Record set —

□ □ □ □ □

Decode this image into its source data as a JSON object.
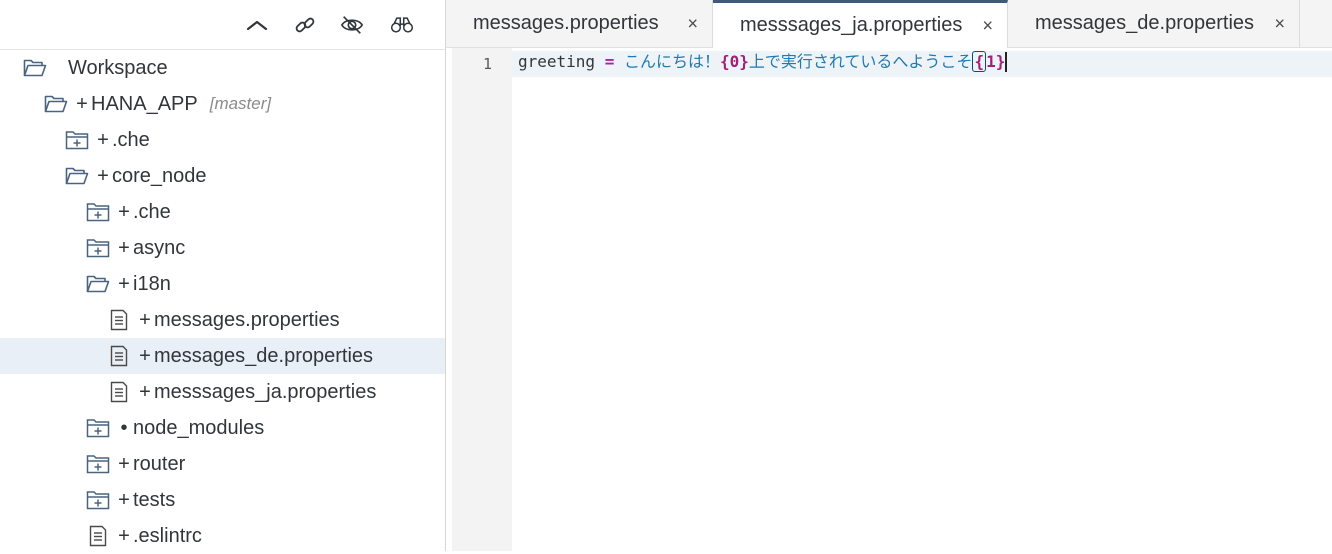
{
  "explorer": {
    "toolbar": {
      "icons": [
        "collapse-icon",
        "link-icon",
        "hide-icon",
        "binoculars-icon"
      ]
    },
    "tree": [
      {
        "label": "Workspace",
        "git": "",
        "branch": "",
        "icon": "folder-open-icon",
        "indent": 0
      },
      {
        "label": "HANA_APP",
        "git": "+",
        "branch": "[master]",
        "icon": "folder-open-icon",
        "indent": 1
      },
      {
        "label": ".che",
        "git": "+",
        "branch": "",
        "icon": "folder-closed-icon",
        "indent": 2
      },
      {
        "label": "core_node",
        "git": "+",
        "branch": "",
        "icon": "folder-open-icon",
        "indent": 2
      },
      {
        "label": ".che",
        "git": "+",
        "branch": "",
        "icon": "folder-closed-icon",
        "indent": 3
      },
      {
        "label": "async",
        "git": "+",
        "branch": "",
        "icon": "folder-closed-icon",
        "indent": 3
      },
      {
        "label": "i18n",
        "git": "+",
        "branch": "",
        "icon": "folder-open-icon",
        "indent": 3
      },
      {
        "label": "messages.properties",
        "git": "+",
        "branch": "",
        "icon": "file-icon",
        "indent": 4
      },
      {
        "label": "messages_de.properties",
        "git": "+",
        "branch": "",
        "icon": "file-icon",
        "indent": 4,
        "selected": true
      },
      {
        "label": "messsages_ja.properties",
        "git": "+",
        "branch": "",
        "icon": "file-icon",
        "indent": 4
      },
      {
        "label": "node_modules",
        "git": "•",
        "branch": "",
        "icon": "folder-closed-icon",
        "indent": 3
      },
      {
        "label": "router",
        "git": "+",
        "branch": "",
        "icon": "folder-closed-icon",
        "indent": 3
      },
      {
        "label": "tests",
        "git": "+",
        "branch": "",
        "icon": "folder-closed-icon",
        "indent": 3
      },
      {
        "label": ".eslintrc",
        "git": "+",
        "branch": "",
        "icon": "file-icon",
        "indent": 3
      }
    ]
  },
  "editor": {
    "tabs": [
      {
        "label": "messages.properties",
        "close": "×",
        "active": false
      },
      {
        "label": "messsages_ja.properties",
        "close": "×",
        "active": true
      },
      {
        "label": "messages_de.properties",
        "close": "×",
        "active": false
      }
    ],
    "line_number": "1",
    "code": {
      "key": "greeting",
      "eq": "=",
      "text1": "こんにちは！",
      "ph0": "{0}",
      "text2": "上で実行されているへようこそ",
      "brace_open": "{",
      "ph1_rest": "1}"
    }
  },
  "colors": {
    "accent": "#3f5a7a",
    "selected_row": "#e8eff6",
    "icon": "#4a6380"
  }
}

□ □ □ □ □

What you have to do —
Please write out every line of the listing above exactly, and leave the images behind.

Answer for the task —
Decode this image into its source data as a JSON object.
{
  "explorer": {
    "toolbar": {
      "icons": [
        "collapse-icon",
        "link-icon",
        "hide-icon",
        "binoculars-icon"
      ]
    },
    "tree": [
      {
        "label": "Workspace",
        "git": "",
        "branch": "",
        "icon": "folder-open-icon",
        "indent": 0
      },
      {
        "label": "HANA_APP",
        "git": "+",
        "branch": "[master]",
        "icon": "folder-open-icon",
        "indent": 1
      },
      {
        "label": ".che",
        "git": "+",
        "branch": "",
        "icon": "folder-closed-icon",
        "indent": 2
      },
      {
        "label": "core_node",
        "git": "+",
        "branch": "",
        "icon": "folder-open-icon",
        "indent": 2
      },
      {
        "label": ".che",
        "git": "+",
        "branch": "",
        "icon": "folder-closed-icon",
        "indent": 3
      },
      {
        "label": "async",
        "git": "+",
        "branch": "",
        "icon": "folder-closed-icon",
        "indent": 3
      },
      {
        "label": "i18n",
        "git": "+",
        "branch": "",
        "icon": "folder-open-icon",
        "indent": 3
      },
      {
        "label": "messages.properties",
        "git": "+",
        "branch": "",
        "icon": "file-icon",
        "indent": 4
      },
      {
        "label": "messages_de.properties",
        "git": "+",
        "branch": "",
        "icon": "file-icon",
        "indent": 4,
        "selected": true
      },
      {
        "label": "messsages_ja.properties",
        "git": "+",
        "branch": "",
        "icon": "file-icon",
        "indent": 4
      },
      {
        "label": "node_modules",
        "git": "•",
        "branch": "",
        "icon": "folder-closed-icon",
        "indent": 3
      },
      {
        "label": "router",
        "git": "+",
        "branch": "",
        "icon": "folder-closed-icon",
        "indent": 3
      },
      {
        "label": "tests",
        "git": "+",
        "branch": "",
        "icon": "folder-closed-icon",
        "indent": 3
      },
      {
        "label": ".eslintrc",
        "git": "+",
        "branch": "",
        "icon": "file-icon",
        "indent": 3
      }
    ]
  },
  "editor": {
    "tabs": [
      {
        "label": "messages.properties",
        "close": "×",
        "active": false
      },
      {
        "label": "messsages_ja.properties",
        "close": "×",
        "active": true
      },
      {
        "label": "messages_de.properties",
        "close": "×",
        "active": false
      }
    ],
    "line_number": "1",
    "code": {
      "key": "greeting",
      "eq": "=",
      "text1": "こんにちは！",
      "ph0": "{0}",
      "text2": "上で実行されているへようこそ",
      "brace_open": "{",
      "ph1_rest": "1}"
    }
  },
  "colors": {
    "accent": "#3f5a7a",
    "selected_row": "#e8eff6",
    "icon": "#4a6380"
  }
}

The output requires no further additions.